Alden Skar is Chief Actuary and Senior Vice president for RGA’s U.S. Group Reinsurance Division. In our interview, he talks about his career starting as a student and leading to an actuarial executive – including tips for anyone with similar ambitions
Written on 07/29/21

What is your position at RGA? 

I am Chief Actuary and Senior Vice President for RGA’s U.S. Group Reinsurance Division.

What is your professional background? How did you come to this position?

My background is diverse – with past roles in pricing, valuation, numerous products, direct insurance, consulting, and now reinsurance. That diverse background has given me unique perspectives for problem solving. I would likewise advise other actuaries to embrace opportunities to work in a variety of roles.

What are the main tasks you do in your daily work?

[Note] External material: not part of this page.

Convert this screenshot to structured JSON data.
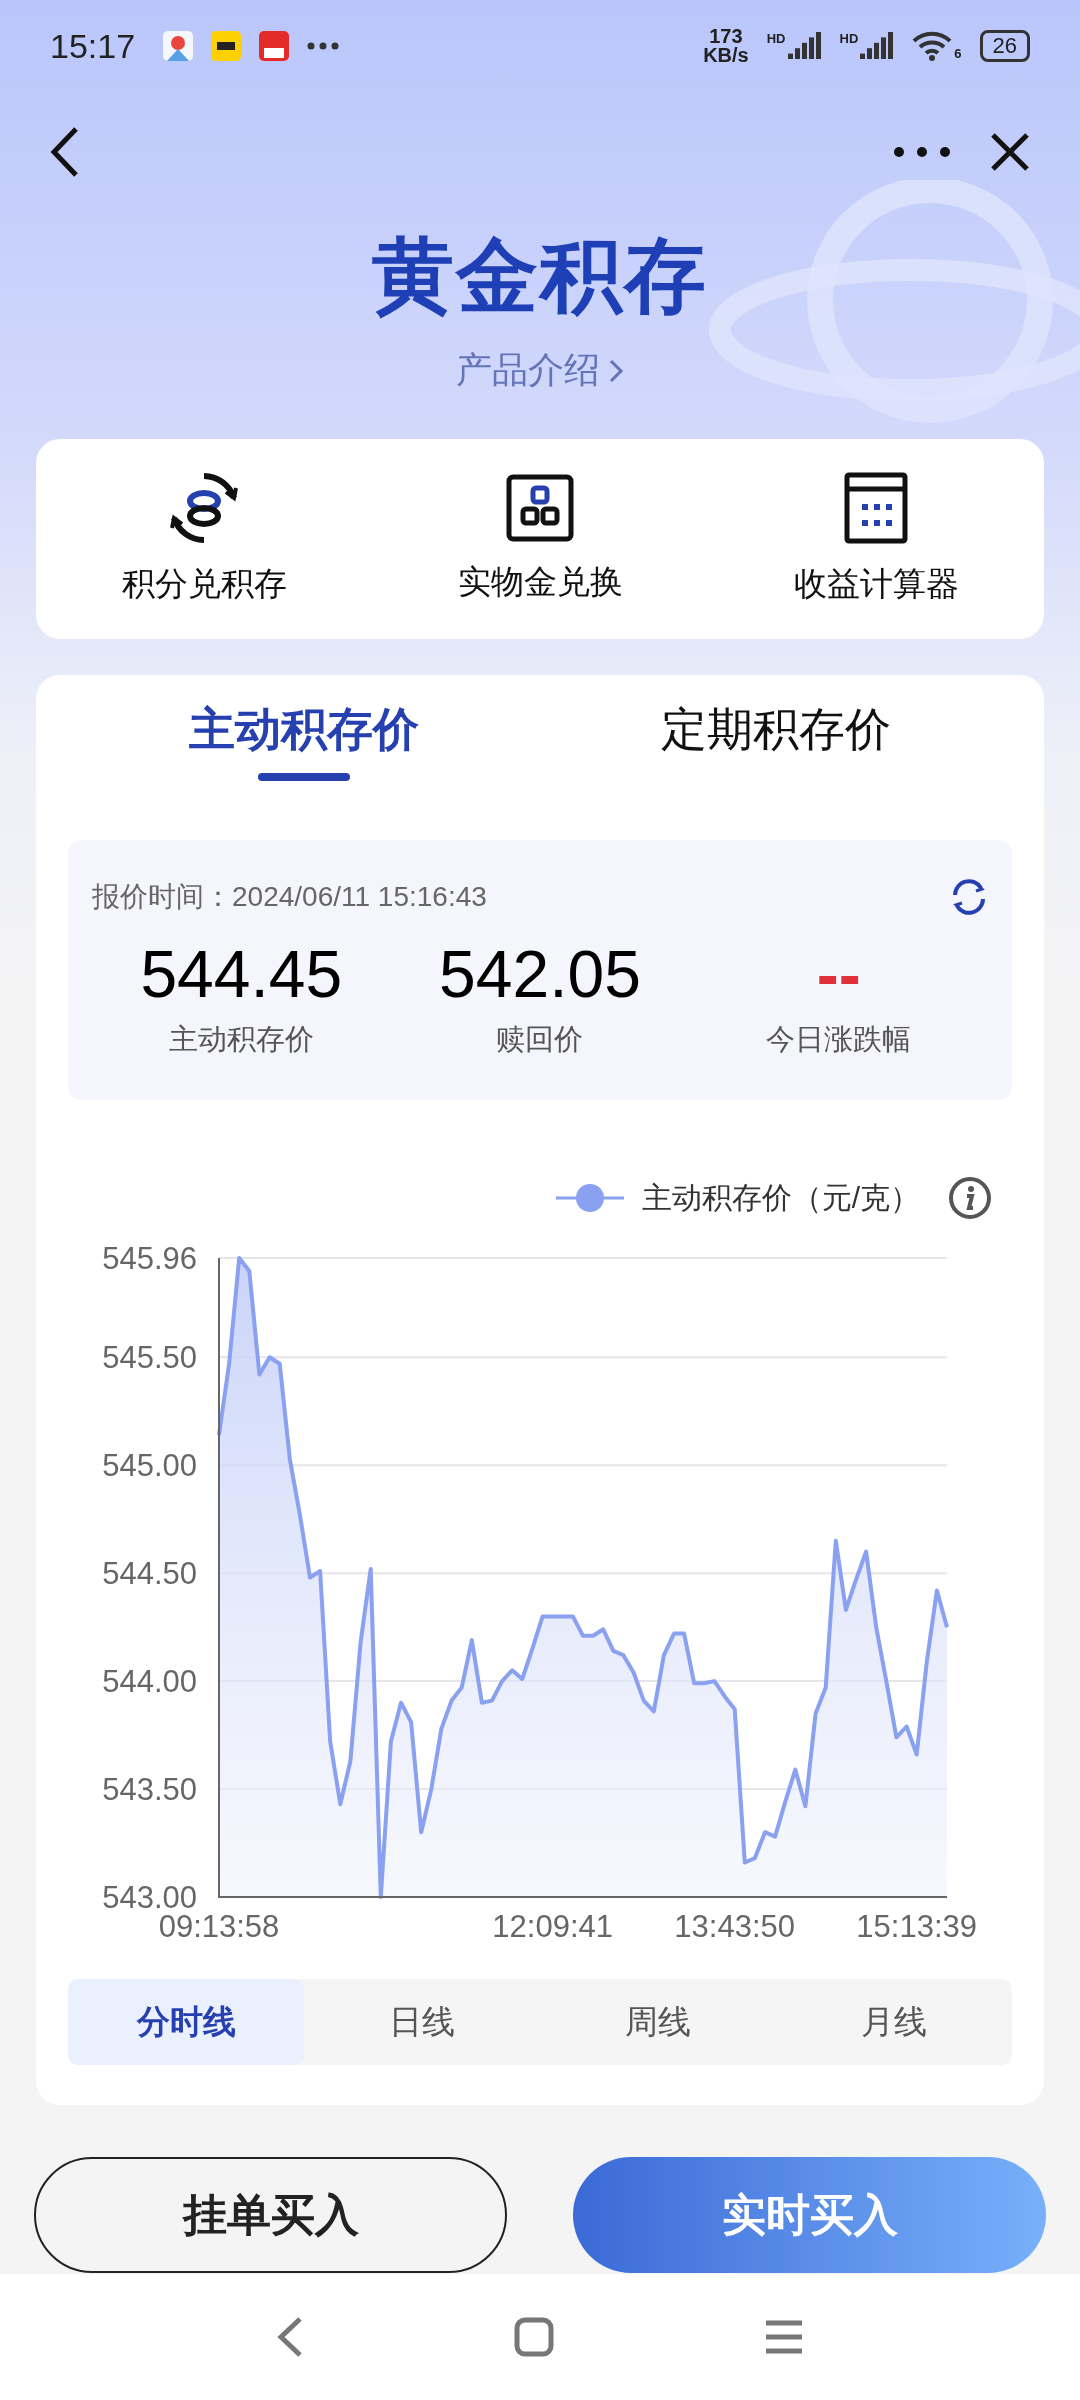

I oversee pricing and product development functions for my division. I am also responsible for developing management reporting tools to provide deeper insight into what is working well in our portfolio, and what might need more attention. I also have a role in risk management for our division.

What makes an actuary’s job exciting? What makes your job special?

The skills that come naturally to most actuaries are the technical skills – applying mathematics, statistics, and technology. Since actuaries use exactly those skills, that was very appealing to me when I was considering career options. However, the skills that distinguish actuarial leaders are the softer skills – people skills, effective writing, thoughtful presentations. The most fulfilling projects I work on are those where I “marry up” the two – for example, applying technical skills to develop a persuasive presentation for a client, while keeping mindful of the background of the audience.

What tips do you have for graduates on their way into professional life?

I made the mistake of focusing too much on my coursework, and not enough on planning my first job after graduation. I was extremely fortunate that I had terrific professors who had my back, steering me toward an actuarial career despite my lack of preparation. My advice would be to carve out time during years 1 and 2 of college to develop a plan for your first job, whatever career you consider.

What are your favorite things to do outside of your day-to-day career? 

Sports, sports, sports. When I was in school I played every sport I could. When my kids were in school, I coached every sport they played. Now I ski and run to keep active. Oh, and during the past COVID year, I played my guitar more than ever before.